## Data for processing
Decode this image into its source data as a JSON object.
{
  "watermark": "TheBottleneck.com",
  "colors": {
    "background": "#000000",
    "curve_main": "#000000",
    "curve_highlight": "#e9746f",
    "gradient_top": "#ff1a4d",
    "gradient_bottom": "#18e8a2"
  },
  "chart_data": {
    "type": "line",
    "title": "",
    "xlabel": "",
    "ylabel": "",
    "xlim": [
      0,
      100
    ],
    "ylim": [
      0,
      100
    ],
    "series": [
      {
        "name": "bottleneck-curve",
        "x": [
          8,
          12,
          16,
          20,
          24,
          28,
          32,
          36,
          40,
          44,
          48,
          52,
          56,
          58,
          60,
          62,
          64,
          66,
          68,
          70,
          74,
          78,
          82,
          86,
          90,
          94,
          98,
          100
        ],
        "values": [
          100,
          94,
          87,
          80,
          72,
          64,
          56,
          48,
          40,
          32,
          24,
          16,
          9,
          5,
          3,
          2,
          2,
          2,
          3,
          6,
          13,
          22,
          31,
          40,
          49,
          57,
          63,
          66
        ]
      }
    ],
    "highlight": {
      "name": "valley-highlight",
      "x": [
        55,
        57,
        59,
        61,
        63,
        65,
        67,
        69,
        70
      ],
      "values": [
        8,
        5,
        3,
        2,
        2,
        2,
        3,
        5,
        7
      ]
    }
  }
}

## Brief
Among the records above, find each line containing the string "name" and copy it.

## Response to the exercise
        "name": "bottleneck-curve",
      "name": "valley-highlight",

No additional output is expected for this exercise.